This paper studies a dispersed information economy in which agents can exert costly attention to learn about an unknown aggregate state of the economy. Under certain conditions, attention and four measures of uncertainty are countercyclical: Agents pay more attention when they expect the economy to be in a bad state, and their reaction generates higher (i) aggregate output volatility, (ii) cross-sectional output dispersion, (iii) forecast dispersion about aggregate output, and (iv) subjective uncertainty about aggregate output faced by each agent. All these phenomena are prominent features of the U.S. data. When attention cost is calibrated to forecast survey data, the model generates countercyclical fluctuations in attention and uncertainty, consistent with untargeted moments from the data. Fluctuations in attention and uncertainty are higher-order properties of the model. A new method is developed to solve higher-order dynamics of the equilibrium under an infinite regress problem.
The study of how attentive people are to economic news is incredibly important, as it lies at the heart of expectation formation. Ironically, understanding the simple rules people may use is outrageously difficult. To be frank, I have a real hard time figuring out what is going on in this paper, as for other papers in this literature.

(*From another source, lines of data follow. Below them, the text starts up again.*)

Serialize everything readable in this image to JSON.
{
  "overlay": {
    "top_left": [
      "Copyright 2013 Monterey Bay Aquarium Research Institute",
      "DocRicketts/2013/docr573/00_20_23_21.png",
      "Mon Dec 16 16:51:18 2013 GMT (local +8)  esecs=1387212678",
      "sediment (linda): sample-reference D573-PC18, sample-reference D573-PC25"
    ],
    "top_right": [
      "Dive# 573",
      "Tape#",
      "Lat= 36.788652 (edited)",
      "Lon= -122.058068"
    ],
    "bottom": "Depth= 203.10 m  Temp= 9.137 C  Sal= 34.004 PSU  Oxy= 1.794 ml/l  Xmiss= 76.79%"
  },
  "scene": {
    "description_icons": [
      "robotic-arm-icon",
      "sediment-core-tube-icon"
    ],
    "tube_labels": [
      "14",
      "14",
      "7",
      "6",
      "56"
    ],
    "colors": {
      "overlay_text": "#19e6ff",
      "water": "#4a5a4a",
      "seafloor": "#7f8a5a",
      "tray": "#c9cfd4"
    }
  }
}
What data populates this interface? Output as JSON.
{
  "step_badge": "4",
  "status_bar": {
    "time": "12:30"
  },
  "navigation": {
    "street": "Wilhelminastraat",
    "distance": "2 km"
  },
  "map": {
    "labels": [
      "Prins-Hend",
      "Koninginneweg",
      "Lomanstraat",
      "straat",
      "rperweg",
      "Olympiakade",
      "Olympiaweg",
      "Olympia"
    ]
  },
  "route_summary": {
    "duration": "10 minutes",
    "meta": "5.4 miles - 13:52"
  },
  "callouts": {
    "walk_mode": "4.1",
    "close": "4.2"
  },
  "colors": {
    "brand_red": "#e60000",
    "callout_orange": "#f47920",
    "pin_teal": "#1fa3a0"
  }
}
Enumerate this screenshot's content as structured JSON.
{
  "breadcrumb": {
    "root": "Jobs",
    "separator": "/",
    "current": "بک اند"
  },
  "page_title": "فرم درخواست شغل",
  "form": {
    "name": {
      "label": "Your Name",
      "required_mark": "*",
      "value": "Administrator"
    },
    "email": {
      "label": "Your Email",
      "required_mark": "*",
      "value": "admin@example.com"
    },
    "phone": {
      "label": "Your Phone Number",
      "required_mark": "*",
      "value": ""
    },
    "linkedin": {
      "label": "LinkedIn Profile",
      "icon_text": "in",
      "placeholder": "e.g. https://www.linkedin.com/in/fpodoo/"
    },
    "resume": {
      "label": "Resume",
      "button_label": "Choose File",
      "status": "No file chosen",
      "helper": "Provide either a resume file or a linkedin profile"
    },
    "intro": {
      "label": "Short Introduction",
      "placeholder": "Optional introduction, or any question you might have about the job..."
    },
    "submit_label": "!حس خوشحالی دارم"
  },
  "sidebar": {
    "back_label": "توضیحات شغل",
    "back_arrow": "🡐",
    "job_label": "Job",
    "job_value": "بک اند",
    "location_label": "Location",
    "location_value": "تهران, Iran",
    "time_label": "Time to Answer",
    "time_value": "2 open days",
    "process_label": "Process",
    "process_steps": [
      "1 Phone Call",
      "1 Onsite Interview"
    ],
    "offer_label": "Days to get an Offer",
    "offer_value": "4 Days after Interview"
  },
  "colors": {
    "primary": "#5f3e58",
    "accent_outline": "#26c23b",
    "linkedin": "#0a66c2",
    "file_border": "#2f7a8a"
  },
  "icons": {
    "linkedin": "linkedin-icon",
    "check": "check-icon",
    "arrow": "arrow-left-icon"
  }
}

I also do not know how this could be applied in the simpler fashion to the standard models. I hope someone works on that. It is really important.